But accountability for any crimes that happened that day is a different matter. So is any investigation into the larger criminal conspiracy that came to fruition that day. Both are supposed to come through Justice and its subordinate investigations division, the FBI.
The problem is, Attorney General Merrick Garland and FBI Director Christopher Wray don’t seem to have the stomach for all that. Oh sure, they’ll go after the small people. They’ll prosecute the dude with the horns and charge the guy with the cattle prod. But when it comes time to prosecute the powerful—the congresspeople and the financiers who aided and abetted the insurrection—Garland and Wray have shown no desire to take on that challenge.
We know the Justice Department is shirking its responsibilities and leaving Congress to do all the heavy lifting, because we have a good idea of whom its investigators haven’t interviewed. There is no credible way to investigate the events of January 6 unless investigators talk to key players like Steve Bannon, former White House chief of staff Mark Meadows, and others in the Trump orbit (like Don Jr.) who may have played a role in planning the event. Any investigation that was seriously committed to getting to the truth would have already interviewed Mike Pence, key congresspeople’s staffs, and the congresspeople who had telephone conversations with Trump on the day of the coup attempt.
We know the Justice Department hasn’t done this work, because if it had, at least some of these figures would be complaining and rending their garments all over Fox News. Do we think Bannon would be defying the Select Committee subpoena if he had already complied with one from the FBI? Of course not. Because if he had defied an FBI request for documents and testimony, he’d be in jail already, without having to take a pass through Congress.
The failure of the DOJ to investigate the planning of the putsch is all the more shameful given the publicly available evidence that the insurrectionists may have had help on the inside. For instance: the people who sacked the Capitol made a beeline for the Senate parliamentarian’s office. Pictures after the putsch showed that the office had been ransacked. The location of that office is not obvious; it’s one of those places that is hard to find unless you’ve been there before. But the insurrectionists somehow got there and began looking for the hard copies of the electoral votes that Congress was meant to certify that day. Had they gotten their hands on those votes, even for a moment, they would have broken the chain of custody of the Electoral College count and at least delayed the certification of the election, as was their goal.
It strains credulity to think that a bunch of white supremacists and shamans knew precisely where to go and what to look for on their own. At the very least, a thorough criminal investigation of events would seek to uncover where these people got their information. It would look into claims that tours were given beforehand to eventual insurrectionists. Congress can piece together events, but the DOJ and FBI are not supposed to wait until the political branches get it together before investigating and prosecuting people for crimes.
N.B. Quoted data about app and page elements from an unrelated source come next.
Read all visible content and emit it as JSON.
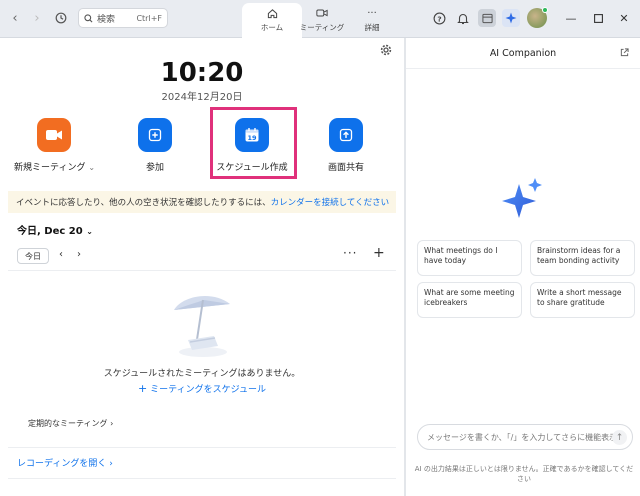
{
  "titlebar": {
    "search_placeholder": "検索",
    "search_shortcut": "Ctrl+F",
    "tabs": [
      {
        "label": "ホーム",
        "icon": "home-icon",
        "active": true
      },
      {
        "label": "ミーティング",
        "icon": "camera-icon",
        "active": false
      },
      {
        "label": "詳細",
        "icon": "more-icon",
        "active": false
      }
    ]
  },
  "home": {
    "time": "10:20",
    "date": "2024年12月20日",
    "actions": [
      {
        "label": "新規ミーティング",
        "icon": "video-camera-icon",
        "color": "#f26d21"
      },
      {
        "label": "参加",
        "icon": "plus-icon",
        "color": "#0e71eb"
      },
      {
        "label": "スケジュール作成",
        "icon": "calendar-icon",
        "color": "#0e71eb",
        "calendar_day": "19"
      },
      {
        "label": "画面共有",
        "icon": "share-screen-icon",
        "color": "#0e71eb"
      }
    ],
    "banner_text": "イベントに応答したり、他の人の空き状況を確認したりするには、",
    "banner_link": "カレンダーを接続してください",
    "today_label": "今日, Dec 20",
    "today_button": "今日",
    "empty_text": "スケジュールされたミーティングはありません。",
    "schedule_link": "ミーティングをスケジュール",
    "recurring_label": "定期的なミーティング",
    "recording_link": "レコーディングを開く"
  },
  "ai": {
    "title": "AI Companion",
    "suggestions": [
      "What meetings do I have today",
      "Brainstorm ideas for a team bonding activity",
      "What are some meeting icebreakers",
      "Write a short message to share gratitude"
    ],
    "input_placeholder": "メッセージを書くか、「/」を入力してさらに機能表示",
    "disclaimer": "AI の出力結果は正しいとは限りません。正確であるかを確認してください"
  },
  "colors": {
    "accent": "#0e71eb",
    "new_meeting": "#f26d21",
    "highlight": "#e0317b"
  }
}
Garland, quite simply, does not appear to be doing his job and bringing the full force of his office to bear on this investigation. He seems to be punting the issue, leaving it to congressional oversight instead of criminal prosecutions. He seems content to prosecute the low-hanging fruit, instead of holding the powerful accountable for their actions. But Garland, the DOJ, and the FBI have a duty to prosecute those responsible for the attack on our Capitol, not just those who carried out the plan. Why aren’t they doing that?
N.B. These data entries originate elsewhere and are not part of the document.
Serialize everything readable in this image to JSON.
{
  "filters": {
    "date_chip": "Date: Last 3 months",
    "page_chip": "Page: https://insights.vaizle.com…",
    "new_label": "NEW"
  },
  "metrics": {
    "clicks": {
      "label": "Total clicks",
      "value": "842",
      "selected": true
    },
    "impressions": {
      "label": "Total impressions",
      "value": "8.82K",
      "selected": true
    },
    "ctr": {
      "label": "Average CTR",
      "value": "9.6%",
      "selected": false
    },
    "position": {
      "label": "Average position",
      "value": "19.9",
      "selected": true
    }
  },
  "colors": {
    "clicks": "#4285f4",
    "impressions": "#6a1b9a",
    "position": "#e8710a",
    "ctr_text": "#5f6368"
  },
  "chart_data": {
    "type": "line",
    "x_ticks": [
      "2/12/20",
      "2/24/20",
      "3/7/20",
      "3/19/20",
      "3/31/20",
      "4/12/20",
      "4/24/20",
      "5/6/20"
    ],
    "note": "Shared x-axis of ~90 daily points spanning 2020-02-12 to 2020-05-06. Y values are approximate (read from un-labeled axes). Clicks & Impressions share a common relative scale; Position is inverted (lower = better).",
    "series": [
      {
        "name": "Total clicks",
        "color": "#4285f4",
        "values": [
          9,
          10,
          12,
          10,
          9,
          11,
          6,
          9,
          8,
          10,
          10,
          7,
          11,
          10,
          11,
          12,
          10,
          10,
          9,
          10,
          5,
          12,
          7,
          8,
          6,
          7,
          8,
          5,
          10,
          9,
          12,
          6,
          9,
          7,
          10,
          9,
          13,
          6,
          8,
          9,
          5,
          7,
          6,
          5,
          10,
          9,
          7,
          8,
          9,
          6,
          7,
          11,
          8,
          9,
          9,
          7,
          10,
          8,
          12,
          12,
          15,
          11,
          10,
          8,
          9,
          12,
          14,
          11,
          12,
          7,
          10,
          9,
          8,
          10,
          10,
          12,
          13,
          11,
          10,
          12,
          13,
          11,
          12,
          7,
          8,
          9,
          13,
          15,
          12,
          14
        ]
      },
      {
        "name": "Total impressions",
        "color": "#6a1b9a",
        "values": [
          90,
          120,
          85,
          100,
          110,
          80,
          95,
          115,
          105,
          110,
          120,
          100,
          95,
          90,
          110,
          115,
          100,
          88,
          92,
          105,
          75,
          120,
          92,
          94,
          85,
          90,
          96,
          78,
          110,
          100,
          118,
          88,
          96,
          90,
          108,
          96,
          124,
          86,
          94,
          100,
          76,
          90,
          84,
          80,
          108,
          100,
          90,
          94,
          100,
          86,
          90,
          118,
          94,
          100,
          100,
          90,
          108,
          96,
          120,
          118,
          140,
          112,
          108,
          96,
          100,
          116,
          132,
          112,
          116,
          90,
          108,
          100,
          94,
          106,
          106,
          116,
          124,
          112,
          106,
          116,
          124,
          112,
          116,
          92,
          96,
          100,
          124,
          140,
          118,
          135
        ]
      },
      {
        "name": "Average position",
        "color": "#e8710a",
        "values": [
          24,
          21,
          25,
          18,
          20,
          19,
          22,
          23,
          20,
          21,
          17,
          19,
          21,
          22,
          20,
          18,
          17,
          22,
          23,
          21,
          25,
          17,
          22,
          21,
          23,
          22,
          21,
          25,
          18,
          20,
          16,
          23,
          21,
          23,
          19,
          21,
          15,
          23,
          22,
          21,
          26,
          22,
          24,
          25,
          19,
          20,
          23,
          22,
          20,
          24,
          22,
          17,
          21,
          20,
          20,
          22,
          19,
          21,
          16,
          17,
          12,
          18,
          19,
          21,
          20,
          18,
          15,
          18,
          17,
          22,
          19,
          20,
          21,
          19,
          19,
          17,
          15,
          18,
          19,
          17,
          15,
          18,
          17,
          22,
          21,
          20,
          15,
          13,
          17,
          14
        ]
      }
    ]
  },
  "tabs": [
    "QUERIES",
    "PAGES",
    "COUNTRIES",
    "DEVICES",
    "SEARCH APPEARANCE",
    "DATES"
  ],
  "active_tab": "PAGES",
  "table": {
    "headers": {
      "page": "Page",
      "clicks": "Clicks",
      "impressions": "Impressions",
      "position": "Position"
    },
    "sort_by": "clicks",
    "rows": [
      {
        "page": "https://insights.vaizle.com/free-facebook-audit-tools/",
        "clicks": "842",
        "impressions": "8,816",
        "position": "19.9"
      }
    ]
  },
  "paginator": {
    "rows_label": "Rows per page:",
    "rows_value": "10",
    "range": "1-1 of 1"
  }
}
History will ask these questions of Garland and the Biden administration, but this dereliction of duty must be answered for in real time. Because if people like Gossar and Greene had something to do with the failed coup and they are not punished for it, they will simply try again. And again. Until they finally get the violent overthrow of democracy they want.